*** Block opens ***
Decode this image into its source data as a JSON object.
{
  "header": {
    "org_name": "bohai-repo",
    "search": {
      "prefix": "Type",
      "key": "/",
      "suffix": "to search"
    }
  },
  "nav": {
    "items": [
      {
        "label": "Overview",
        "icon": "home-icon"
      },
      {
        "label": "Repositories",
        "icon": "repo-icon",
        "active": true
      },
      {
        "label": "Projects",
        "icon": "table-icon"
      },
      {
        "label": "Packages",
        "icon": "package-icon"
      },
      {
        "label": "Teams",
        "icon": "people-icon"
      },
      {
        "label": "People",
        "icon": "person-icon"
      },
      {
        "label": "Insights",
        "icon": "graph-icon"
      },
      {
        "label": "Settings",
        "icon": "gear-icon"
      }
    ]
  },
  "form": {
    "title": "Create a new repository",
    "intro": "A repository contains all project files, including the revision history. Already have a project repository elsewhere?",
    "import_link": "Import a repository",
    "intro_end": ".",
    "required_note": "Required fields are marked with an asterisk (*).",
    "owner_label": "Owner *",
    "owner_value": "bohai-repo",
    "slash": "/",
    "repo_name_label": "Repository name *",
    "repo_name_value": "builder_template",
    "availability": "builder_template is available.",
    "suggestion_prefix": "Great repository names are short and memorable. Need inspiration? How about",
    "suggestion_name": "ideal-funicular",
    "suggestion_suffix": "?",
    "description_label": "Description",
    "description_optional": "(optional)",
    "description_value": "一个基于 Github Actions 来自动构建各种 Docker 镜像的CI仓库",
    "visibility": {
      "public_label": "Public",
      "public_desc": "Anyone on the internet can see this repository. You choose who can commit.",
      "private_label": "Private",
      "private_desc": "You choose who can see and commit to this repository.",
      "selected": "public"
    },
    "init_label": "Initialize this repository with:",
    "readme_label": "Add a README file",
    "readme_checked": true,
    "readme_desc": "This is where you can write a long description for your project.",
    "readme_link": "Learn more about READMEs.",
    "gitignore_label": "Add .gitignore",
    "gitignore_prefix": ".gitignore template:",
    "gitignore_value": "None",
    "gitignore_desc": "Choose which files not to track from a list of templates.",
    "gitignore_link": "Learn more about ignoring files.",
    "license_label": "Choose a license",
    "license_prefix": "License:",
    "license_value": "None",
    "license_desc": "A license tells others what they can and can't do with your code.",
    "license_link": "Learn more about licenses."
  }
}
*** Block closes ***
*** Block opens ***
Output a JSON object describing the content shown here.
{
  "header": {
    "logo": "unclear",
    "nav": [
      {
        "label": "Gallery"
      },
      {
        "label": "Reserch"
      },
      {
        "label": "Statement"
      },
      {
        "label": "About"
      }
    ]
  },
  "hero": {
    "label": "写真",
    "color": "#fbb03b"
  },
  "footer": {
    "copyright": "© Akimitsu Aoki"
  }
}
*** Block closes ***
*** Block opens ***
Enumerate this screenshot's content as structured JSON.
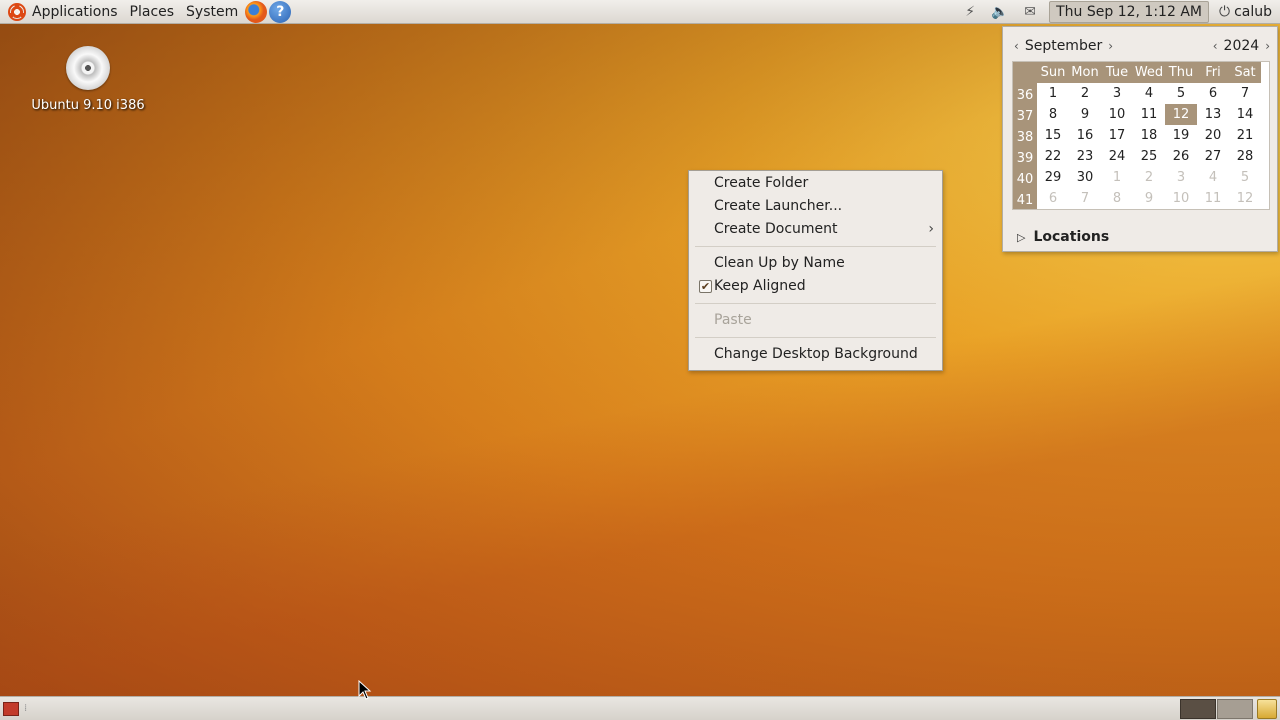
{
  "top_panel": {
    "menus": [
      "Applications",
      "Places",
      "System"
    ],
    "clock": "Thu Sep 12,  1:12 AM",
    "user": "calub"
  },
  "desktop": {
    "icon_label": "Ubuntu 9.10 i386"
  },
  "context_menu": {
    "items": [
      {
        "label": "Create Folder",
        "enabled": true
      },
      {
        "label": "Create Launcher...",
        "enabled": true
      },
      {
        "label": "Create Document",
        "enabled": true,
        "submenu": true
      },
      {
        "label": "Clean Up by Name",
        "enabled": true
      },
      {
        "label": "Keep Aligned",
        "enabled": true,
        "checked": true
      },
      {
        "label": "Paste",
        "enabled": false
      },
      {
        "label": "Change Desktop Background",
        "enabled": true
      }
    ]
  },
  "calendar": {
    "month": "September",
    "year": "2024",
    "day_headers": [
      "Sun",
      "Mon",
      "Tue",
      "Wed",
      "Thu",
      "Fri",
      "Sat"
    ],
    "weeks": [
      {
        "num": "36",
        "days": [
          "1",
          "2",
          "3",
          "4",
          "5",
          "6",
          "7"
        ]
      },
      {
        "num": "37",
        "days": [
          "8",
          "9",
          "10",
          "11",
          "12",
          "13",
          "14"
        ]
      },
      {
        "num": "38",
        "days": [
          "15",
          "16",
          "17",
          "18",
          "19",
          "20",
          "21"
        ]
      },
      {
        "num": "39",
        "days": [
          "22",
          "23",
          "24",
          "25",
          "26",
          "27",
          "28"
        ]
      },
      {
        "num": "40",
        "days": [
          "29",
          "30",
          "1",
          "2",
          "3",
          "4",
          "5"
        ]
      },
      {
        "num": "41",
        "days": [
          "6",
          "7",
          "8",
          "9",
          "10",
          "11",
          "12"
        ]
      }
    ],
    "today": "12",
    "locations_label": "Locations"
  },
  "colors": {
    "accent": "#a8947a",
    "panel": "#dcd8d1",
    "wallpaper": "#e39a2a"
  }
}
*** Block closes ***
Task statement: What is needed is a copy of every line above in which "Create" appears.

Answer space:
    "title": "Create a new repository",
        "label": "Create Folder",
        "label": "Create Launcher...",
        "label": "Create Document",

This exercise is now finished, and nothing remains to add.